The early years of the internet were mostly about surfing through niche forums and blocking your family’s access to landline. In the process, you made new friends from all over the world. And in Pakwheels’ case, one of the biggest marketplaces in the country. When the company started out of Hanif Bhatti’s garage in 2003, it was a simple forum where auto geeks could share their thoughts and ask questions. Almost 20 years, countless prime ministers, and an ownership change later, it still holds that baton.
Over the period, Pakwheels has become the first place where everyone who wants to buy or sell a vehicle goes. The website has over 70K listings today, from Karachi to Abbottabad, and countless towns in between. However, that growth hasn’t necessarily translated into financial stability, exhibiting the same cyclicity that symbolizes our auto sector. In this edition of Analyst Notes, we will look at the company’s performance.
The company’s revenues increased from PKR 52.9M in 2H2016 to PKR 209.6M in 1H2022. While that is still an impressive growth of 296% over the period, details show a relatively mixed picture, in line with the broader auto sector trends – which hit rock bottom in Covid-19. In fact, in April 2020 – the first month of lockdown – car sales and production literally fell to zero. Unsurprisingly, Pakwheels also had a dismal 1H2020.
In dollar terms, the Pakwheels topline shows a relatively slower growth: from $505.23K in 2H2016 to $1.13M 1H2022. Its revenues have since increased to PKR 128.9M PKR in 3Q2022, surging 49% over the same quarter last year. During this six-year period, the prices of autos have skyrocketed while the rupee has depreciated to less than half. Both trends are closely linked as a rise in dollar value is the biggest reason vehicle rates go up. In the last half, devaluation impact dominated: sales edged lower by 0.79% to $1.13M, from $1.14M in 2H2021.
However, as we dig deeper, there are some signs of trouble. The company had become cash-flow positive in 1H2021, when it recorded EBITDA margins of 11.24%, which further improved to 15.27%. But in 1H2022, EBITDA plunged 62% to $65.7K, taking the margins to 5.82%.
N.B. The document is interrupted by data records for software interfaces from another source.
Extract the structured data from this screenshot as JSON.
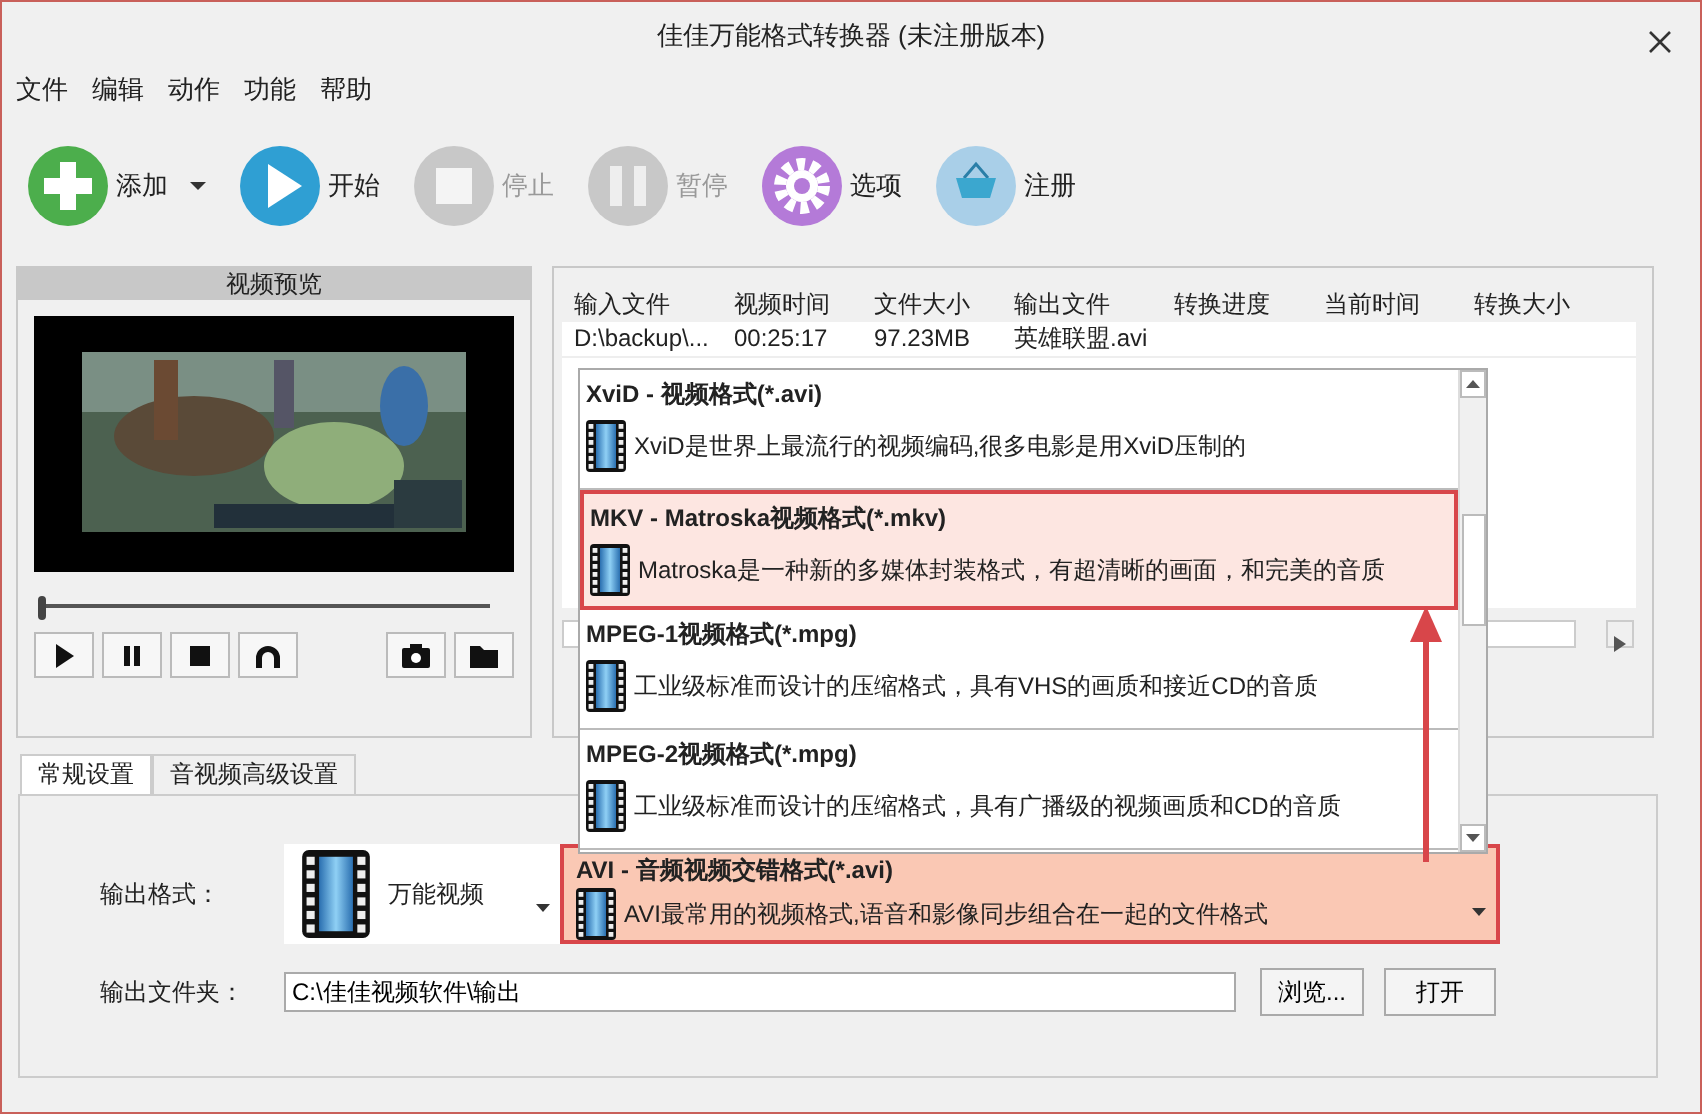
{
  "window": {
    "title": "佳佳万能格式转换器 (未注册版本)"
  },
  "menu": [
    "文件",
    "编辑",
    "动作",
    "功能",
    "帮助"
  ],
  "toolbar": [
    {
      "kind": "add",
      "label": "添加",
      "disabled": false,
      "dropdown": true
    },
    {
      "kind": "start",
      "label": "开始",
      "disabled": false,
      "dropdown": false
    },
    {
      "kind": "stop",
      "label": "停止",
      "disabled": true,
      "dropdown": false
    },
    {
      "kind": "pause",
      "label": "暂停",
      "disabled": true,
      "dropdown": false
    },
    {
      "kind": "options",
      "label": "选项",
      "disabled": false,
      "dropdown": false
    },
    {
      "kind": "register",
      "label": "注册",
      "disabled": false,
      "dropdown": false
    }
  ],
  "preview": {
    "title": "视频预览",
    "seek": {
      "level": 0
    },
    "controls": [
      {
        "kind": "play"
      },
      {
        "kind": "pause"
      },
      {
        "kind": "stop"
      },
      {
        "kind": "loop"
      },
      {
        "kind": "snapshot"
      },
      {
        "kind": "folder"
      }
    ]
  },
  "file_list": {
    "columns": [
      "输入文件",
      "视频时间",
      "文件大小",
      "输出文件",
      "转换进度",
      "当前时间",
      "转换大小"
    ],
    "rows": [
      [
        "D:\\backup\\...",
        "00:25:17",
        "97.23MB",
        "英雄联盟.avi"
      ]
    ]
  },
  "format_dropdown": {
    "items": [
      {
        "title": "XviD - 视频格式(*.avi)",
        "description": "XviD是世界上最流行的视频编码,很多电影是用XviD压制的",
        "highlighted": false
      },
      {
        "title": "MKV - Matroska视频格式(*.mkv)",
        "description": "Matroska是一种新的多媒体封装格式，有超清晰的画面，和完美的音质",
        "highlighted": true
      },
      {
        "title": "MPEG-1视频格式(*.mpg)",
        "description": "工业级标准而设计的压缩格式，具有VHS的画质和接近CD的音质",
        "highlighted": false
      },
      {
        "title": "MPEG-2视频格式(*.mpg)",
        "description": "工业级标准而设计的压缩格式，具有广播级的视频画质和CD的音质",
        "highlighted": false
      }
    ]
  },
  "tabs": [
    {
      "label": "常规设置",
      "selected": true
    },
    {
      "label": "音视频高级设置",
      "selected": false
    }
  ],
  "output_format": {
    "label": "输出格式：",
    "category": "万能视频",
    "format": {
      "title": "AVI - 音频视频交错格式(*.avi)",
      "description": "AVI最常用的视频格式,语音和影像同步组合在一起的文件格式",
      "highlighted": true
    }
  },
  "output_folder": {
    "label": "输出文件夹：",
    "value": "C:\\佳佳视频软件\\输出",
    "browse": "浏览...",
    "open": "打开"
  }
}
Things deteriorated further in Q32022 as EBITDA margins turned negative 3.5%, translating into an absolute value of -$20.5K. While the comparison is not apples to apples, auto assemblers on the Pakistan Stock Exchange have also recorded shrinking EBITDA margins recently. Since the beginning of the year, the sector index has fallen -30.35%, against KSE-100’s -10.68%.
Business Model Primer
We have talked in detail about the financials without still touching on how Pakwheels makes money in the first place. Unfortunately, segment-wise numbers aren’t reported but a 2017 case study published on the company in the Asian Journal of Management Cases listed six revenue streams. Since then, they have also launched their own e-commerce offering for auto parts and introduced inspection services.
Contrary to popular perception, Pakwheels doesn’t make a whole lot of money from content. In fact, that department is still incurring losses. Or at least did back then (Munj didn’t respond). But over a year ago, he told me their “main revenue streams are the inspection services or the partnerships with banks for auto loans.” They also have a “Sell It For Me (SIFM)” where the company manages the entire transaction for customers.
Back to Basics: Community and Content
The cyclicality of Pakistan autos (and economy) may make it extremely difficult to build a sustainable business. But Pakwheels has stuck to one thing it does best and has in its own control: growing the community. The channel may have changed from forums to social media platforms like YouTube and Facebook, but the popularity remains.
Over the years, Pakwheels has turned into a content behemoth. First layer to that is their own website’s blog where they post scoops on autos, prices, or other relevant news. But it’s videos that bring the brand the most virality. From test drives of the latest models to documentaries on what makes Parsi cars so special, they produce a wide variety of content. In fact, Sunil Sarfraz Munj has stated time and again how he wants to do proper auto journalism.
The numbers speak for themselves, giving a solid idea about Pakwheels reach. Their YouTube channel has 1.8M subscribers with 445M video views to date while the Facebook page boasts 1.2M likes. They have also jumped on the Tiktok bandwagon and gained 926K followers on the app. Add to it another 591K followers on Instagram.
It’s not just passive onlookers, but rather a pretty active community. For example, Pakwheels’ Facebook page has seen more than 6M engagements (reactions, comments) over 2022, as per Buzzsumo. The corresponding numbers for OLX and Careem in Pakistan were 335K and 239K. Sure, these two posted far less frequently but their average engagement rate was lower nonetheless.
But the main question is, can the company continue to consistently cash in on that community and post growing revenues and improving margins? Or will it continue to exhibit the same cyclicity as our broader auto sector?